Erzincan, Turkey
Date: Lodging: Distance: Total:
22/02/1999 Buyuk Erzincan Oteli 670 KM 9028 KM

We finally reached a hotel after driving through three mountain passes in a blizzard.

We lucked onto the best drive through the mountains of northeastern Turkey – we'd been warned the roads were too bad and not to take this pass. Thank goodness we did.

Not only was the drive stunning, but the road was good too.

Great mountains behind us inspired this photo.

Stone does not last forever.

Notice the angle of the mountain showing the extreme tectonic upsurge.

The glorious mountain drive offered many photo opportunities.

The photo does not do justice to the tropical blue color of the water.

Cappadochia: Our guide told us that each family (there were 3000 people below ground) was responsible for digging maybe 10 centimeters. The underground city was built to protect the people from warriors passing above ground. Since Central Turkey has valleys between the mountains and Turkey divides Asia and Europe, soldiers passed through this area in battle. The village moved below ground in wartime and came up in peacetime. They grew food during peace which carried them through wartime below ground. The underground city is the best example we've seen yet that man can adapt to the world around him and survive.

Cappadoccia: We visited Derinkuyu, which has 8 stories underneath. The first began 4000 years ago, and then between 400 and 1200, the Greek Orthodox Christians developed the other seven floors.

22 February 1999 - Early morning drive to Cappadoccia, where underground cities in Central Turkey began 4000 years ago to protect against warriors passing above ground. Valleys between the Black Sea and Taura Mountain allowed soldiers easy passage to and from battle in Asia and Europe. Wisely, the ancient community moved below ground in wartime and above during peace - a perfect example of necessity serving as the mother of invention.

We explored bits of the eight underground floors, the first one begun by the Hittites. Later between 400 and 1200 AD, Greek Orthodox Christians developed the lower levels digging far enough to uncover an underground stream to source a well. Another shaft enabled underground dwellers to see above ground, thus knowing when to begin and halt days. Each family dug about 10 centimeters a year, or else, they went to the punishment chamber for hanging. That’s incentive.

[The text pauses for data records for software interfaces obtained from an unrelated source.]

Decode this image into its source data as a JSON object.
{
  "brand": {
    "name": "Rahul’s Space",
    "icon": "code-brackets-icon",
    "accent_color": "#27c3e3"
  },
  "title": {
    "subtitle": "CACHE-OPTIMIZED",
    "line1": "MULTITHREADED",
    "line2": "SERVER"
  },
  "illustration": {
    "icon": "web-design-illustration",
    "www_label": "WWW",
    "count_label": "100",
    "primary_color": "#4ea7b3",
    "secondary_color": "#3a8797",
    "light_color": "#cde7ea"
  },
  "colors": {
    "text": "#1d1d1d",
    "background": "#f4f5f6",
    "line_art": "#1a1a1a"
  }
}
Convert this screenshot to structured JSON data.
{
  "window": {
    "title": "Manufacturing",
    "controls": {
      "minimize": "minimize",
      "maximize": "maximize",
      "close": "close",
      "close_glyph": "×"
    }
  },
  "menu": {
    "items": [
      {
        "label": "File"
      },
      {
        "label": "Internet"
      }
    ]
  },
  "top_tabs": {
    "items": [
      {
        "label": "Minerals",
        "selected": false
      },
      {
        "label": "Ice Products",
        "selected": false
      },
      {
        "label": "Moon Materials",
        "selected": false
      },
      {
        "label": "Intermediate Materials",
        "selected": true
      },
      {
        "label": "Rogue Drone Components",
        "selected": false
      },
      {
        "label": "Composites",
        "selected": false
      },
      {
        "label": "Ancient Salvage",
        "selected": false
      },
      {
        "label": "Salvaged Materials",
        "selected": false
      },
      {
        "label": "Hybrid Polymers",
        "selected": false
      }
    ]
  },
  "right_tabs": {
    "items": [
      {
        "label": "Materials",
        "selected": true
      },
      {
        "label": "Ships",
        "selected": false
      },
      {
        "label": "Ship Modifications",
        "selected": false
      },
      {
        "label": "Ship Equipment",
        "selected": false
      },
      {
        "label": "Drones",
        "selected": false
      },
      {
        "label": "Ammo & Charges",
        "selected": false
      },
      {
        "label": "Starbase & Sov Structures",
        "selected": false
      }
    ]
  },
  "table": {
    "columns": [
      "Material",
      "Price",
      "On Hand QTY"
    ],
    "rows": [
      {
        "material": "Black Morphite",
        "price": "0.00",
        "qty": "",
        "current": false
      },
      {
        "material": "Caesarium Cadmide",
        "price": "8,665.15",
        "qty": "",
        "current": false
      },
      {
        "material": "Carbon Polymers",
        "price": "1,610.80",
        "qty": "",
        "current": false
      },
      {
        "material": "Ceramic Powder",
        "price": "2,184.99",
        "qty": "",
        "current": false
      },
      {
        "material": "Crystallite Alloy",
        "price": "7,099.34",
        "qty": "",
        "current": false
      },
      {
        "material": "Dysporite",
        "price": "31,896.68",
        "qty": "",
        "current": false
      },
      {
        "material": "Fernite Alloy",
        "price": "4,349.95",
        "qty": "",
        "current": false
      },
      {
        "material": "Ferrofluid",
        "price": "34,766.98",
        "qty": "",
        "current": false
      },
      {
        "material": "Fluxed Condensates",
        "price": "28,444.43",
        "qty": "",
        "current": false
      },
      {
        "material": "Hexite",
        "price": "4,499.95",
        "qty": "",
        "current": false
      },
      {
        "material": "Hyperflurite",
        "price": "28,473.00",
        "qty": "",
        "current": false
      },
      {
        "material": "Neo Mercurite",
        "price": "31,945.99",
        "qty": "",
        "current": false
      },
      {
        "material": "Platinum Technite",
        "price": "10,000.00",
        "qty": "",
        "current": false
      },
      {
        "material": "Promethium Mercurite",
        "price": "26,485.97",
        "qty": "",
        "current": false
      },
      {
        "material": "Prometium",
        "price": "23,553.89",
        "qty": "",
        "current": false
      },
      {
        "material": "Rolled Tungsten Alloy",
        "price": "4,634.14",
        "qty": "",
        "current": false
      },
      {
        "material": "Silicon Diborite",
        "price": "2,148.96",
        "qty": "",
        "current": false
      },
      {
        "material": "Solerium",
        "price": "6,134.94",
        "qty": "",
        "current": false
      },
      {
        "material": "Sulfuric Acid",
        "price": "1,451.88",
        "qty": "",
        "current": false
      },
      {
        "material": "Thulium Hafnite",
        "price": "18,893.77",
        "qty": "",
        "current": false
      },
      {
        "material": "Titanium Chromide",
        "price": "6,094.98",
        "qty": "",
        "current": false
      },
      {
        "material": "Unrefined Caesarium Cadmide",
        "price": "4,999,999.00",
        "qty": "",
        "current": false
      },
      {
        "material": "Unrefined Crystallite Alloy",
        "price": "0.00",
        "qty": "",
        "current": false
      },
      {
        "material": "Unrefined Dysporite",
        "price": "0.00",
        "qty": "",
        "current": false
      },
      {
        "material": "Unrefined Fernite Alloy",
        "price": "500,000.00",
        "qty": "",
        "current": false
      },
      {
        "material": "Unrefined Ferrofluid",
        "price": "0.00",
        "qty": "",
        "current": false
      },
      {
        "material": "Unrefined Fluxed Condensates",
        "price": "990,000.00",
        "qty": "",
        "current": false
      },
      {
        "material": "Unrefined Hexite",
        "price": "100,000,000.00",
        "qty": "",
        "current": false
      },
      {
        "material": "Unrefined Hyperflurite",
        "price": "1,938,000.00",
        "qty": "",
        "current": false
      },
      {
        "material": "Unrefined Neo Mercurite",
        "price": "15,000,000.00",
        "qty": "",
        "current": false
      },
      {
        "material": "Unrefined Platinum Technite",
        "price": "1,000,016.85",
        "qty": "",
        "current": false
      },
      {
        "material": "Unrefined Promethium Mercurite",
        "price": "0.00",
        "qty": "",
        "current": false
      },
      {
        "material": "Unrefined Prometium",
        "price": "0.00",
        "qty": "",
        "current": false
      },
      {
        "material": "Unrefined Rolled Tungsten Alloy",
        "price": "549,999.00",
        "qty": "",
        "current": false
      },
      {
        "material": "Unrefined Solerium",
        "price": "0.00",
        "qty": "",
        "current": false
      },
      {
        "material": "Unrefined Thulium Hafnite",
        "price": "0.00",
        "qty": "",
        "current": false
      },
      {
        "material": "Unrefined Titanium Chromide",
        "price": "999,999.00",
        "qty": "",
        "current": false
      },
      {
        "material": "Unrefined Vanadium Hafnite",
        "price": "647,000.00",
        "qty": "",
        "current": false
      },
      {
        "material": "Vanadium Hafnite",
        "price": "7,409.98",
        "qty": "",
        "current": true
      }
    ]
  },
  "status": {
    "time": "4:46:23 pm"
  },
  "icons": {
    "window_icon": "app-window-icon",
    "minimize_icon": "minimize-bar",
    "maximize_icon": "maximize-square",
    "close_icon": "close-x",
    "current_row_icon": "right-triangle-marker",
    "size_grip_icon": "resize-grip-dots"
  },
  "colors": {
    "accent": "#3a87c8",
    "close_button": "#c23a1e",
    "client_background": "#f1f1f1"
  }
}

  The Turkey/Georgia border (Paige)
  Extensive comments on Turkey - Part 2 (Jim and Paige)
  Extensive comments on Turkey - Part 1 (Jim)
  The drive through Erzincan (Jim)